**WHAT NEEDS TO BE DONE:** Exclude all pictures from your copy of the data below, which should otherwise match exactly.

**INFORMATION:**
= = = = =
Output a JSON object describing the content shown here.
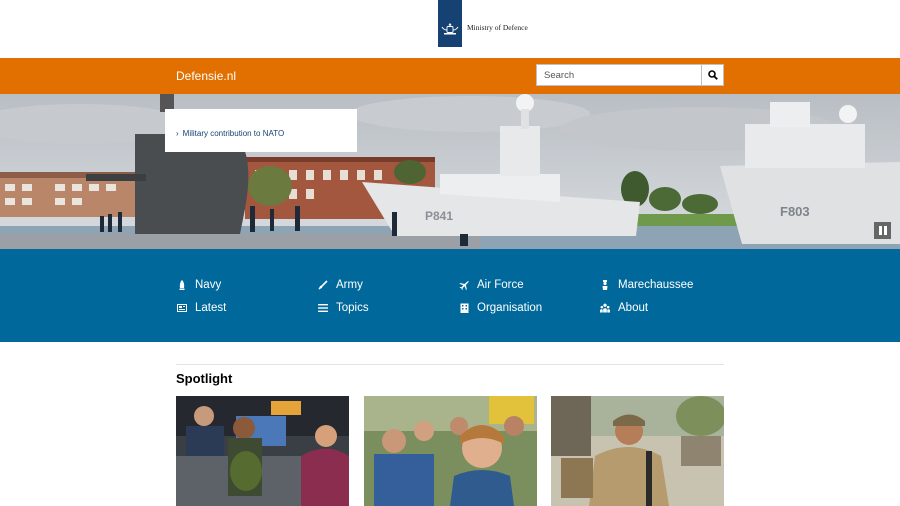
{
  "header": {
    "logo_text": "Ministry of Defence"
  },
  "topbar": {
    "site_name": "Defensie.nl",
    "search": {
      "placeholder": "Search",
      "value": ""
    },
    "search_icon": "magnifier-icon"
  },
  "hero": {
    "link_label": "Military contribution to NATO",
    "pause_icon": "pause-icon"
  },
  "nav": {
    "items": [
      {
        "label": "Navy",
        "icon": "anchor-icon"
      },
      {
        "label": "Latest",
        "icon": "news-icon"
      },
      {
        "label": "Army",
        "icon": "rifle-icon"
      },
      {
        "label": "Topics",
        "icon": "list-icon"
      },
      {
        "label": "Air Force",
        "icon": "plane-icon"
      },
      {
        "label": "Organisation",
        "icon": "building-icon"
      },
      {
        "label": "Marechaussee",
        "icon": "officer-icon"
      },
      {
        "label": "About",
        "icon": "people-icon"
      }
    ]
  },
  "spotlight": {
    "title": "Spotlight"
  },
  "colors": {
    "orange": "#e17000",
    "blue": "#01689b",
    "logo_blue": "#154273"
  }
}
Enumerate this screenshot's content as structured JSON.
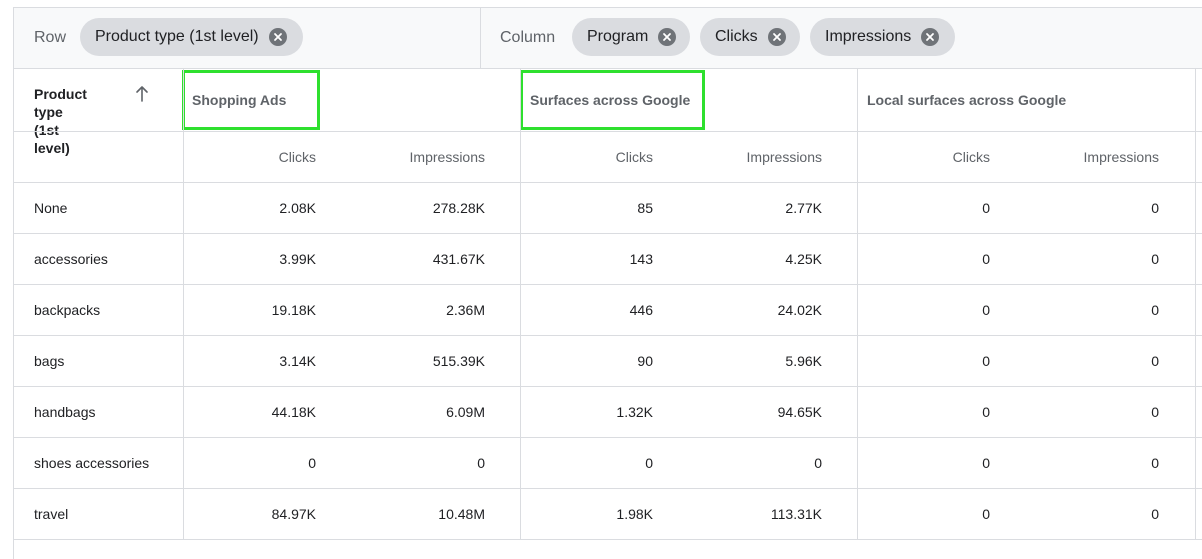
{
  "pivot": {
    "row_label": "Row",
    "column_label": "Column",
    "row_chips": [
      "Product type (1st level)"
    ],
    "column_chips": [
      "Program",
      "Clicks",
      "Impressions"
    ]
  },
  "table": {
    "row_header": "Product type\n(1st level)",
    "groups": [
      "Shopping Ads",
      "Surfaces across Google",
      "Local surfaces across Google"
    ],
    "metrics": [
      "Clicks",
      "Impressions"
    ],
    "rows": [
      {
        "label": "None",
        "values": [
          "2.08K",
          "278.28K",
          "85",
          "2.77K",
          "0",
          "0"
        ]
      },
      {
        "label": "accessories",
        "values": [
          "3.99K",
          "431.67K",
          "143",
          "4.25K",
          "0",
          "0"
        ]
      },
      {
        "label": "backpacks",
        "values": [
          "19.18K",
          "2.36M",
          "446",
          "24.02K",
          "0",
          "0"
        ]
      },
      {
        "label": "bags",
        "values": [
          "3.14K",
          "515.39K",
          "90",
          "5.96K",
          "0",
          "0"
        ]
      },
      {
        "label": "handbags",
        "values": [
          "44.18K",
          "6.09M",
          "1.32K",
          "94.65K",
          "0",
          "0"
        ]
      },
      {
        "label": "shoes accessories",
        "values": [
          "0",
          "0",
          "0",
          "0",
          "0",
          "0"
        ]
      },
      {
        "label": "travel",
        "values": [
          "84.97K",
          "10.48M",
          "1.98K",
          "113.31K",
          "0",
          "0"
        ]
      }
    ]
  },
  "highlight_color": "#2ee02e",
  "icons": {
    "chip_remove": "close-circle-icon",
    "sort": "arrow-up-icon"
  }
}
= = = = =
**RESPONSE AREA:**
Output a JSON object describing the content shown here.
{
  "header": {
    "logo_text": "Ministry of Defence"
  },
  "topbar": {
    "site_name": "Defensie.nl",
    "search": {
      "placeholder": "Search",
      "value": ""
    },
    "search_icon": "magnifier-icon"
  },
  "hero": {
    "link_label": "Military contribution to NATO",
    "pause_icon": "pause-icon"
  },
  "nav": {
    "items": [
      {
        "label": "Navy",
        "icon": "anchor-icon"
      },
      {
        "label": "Latest",
        "icon": "news-icon"
      },
      {
        "label": "Army",
        "icon": "rifle-icon"
      },
      {
        "label": "Topics",
        "icon": "list-icon"
      },
      {
        "label": "Air Force",
        "icon": "plane-icon"
      },
      {
        "label": "Organisation",
        "icon": "building-icon"
      },
      {
        "label": "Marechaussee",
        "icon": "officer-icon"
      },
      {
        "label": "About",
        "icon": "people-icon"
      }
    ]
  },
  "spotlight": {
    "title": "Spotlight"
  },
  "colors": {
    "orange": "#e17000",
    "blue": "#01689b",
    "logo_blue": "#154273"
  }
}
Enumerate this screenshot's content as structured JSON.
{
  "pivot": {
    "row_label": "Row",
    "column_label": "Column",
    "row_chips": [
      "Product type (1st level)"
    ],
    "column_chips": [
      "Program",
      "Clicks",
      "Impressions"
    ]
  },
  "table": {
    "row_header": "Product type\n(1st level)",
    "groups": [
      "Shopping Ads",
      "Surfaces across Google",
      "Local surfaces across Google"
    ],
    "metrics": [
      "Clicks",
      "Impressions"
    ],
    "rows": [
      {
        "label": "None",
        "values": [
          "2.08K",
          "278.28K",
          "85",
          "2.77K",
          "0",
          "0"
        ]
      },
      {
        "label": "accessories",
        "values": [
          "3.99K",
          "431.67K",
          "143",
          "4.25K",
          "0",
          "0"
        ]
      },
      {
        "label": "backpacks",
        "values": [
          "19.18K",
          "2.36M",
          "446",
          "24.02K",
          "0",
          "0"
        ]
      },
      {
        "label": "bags",
        "values": [
          "3.14K",
          "515.39K",
          "90",
          "5.96K",
          "0",
          "0"
        ]
      },
      {
        "label": "handbags",
        "values": [
          "44.18K",
          "6.09M",
          "1.32K",
          "94.65K",
          "0",
          "0"
        ]
      },
      {
        "label": "shoes accessories",
        "values": [
          "0",
          "0",
          "0",
          "0",
          "0",
          "0"
        ]
      },
      {
        "label": "travel",
        "values": [
          "84.97K",
          "10.48M",
          "1.98K",
          "113.31K",
          "0",
          "0"
        ]
      }
    ]
  },
  "highlight_color": "#2ee02e",
  "icons": {
    "chip_remove": "close-circle-icon",
    "sort": "arrow-up-icon"
  }
}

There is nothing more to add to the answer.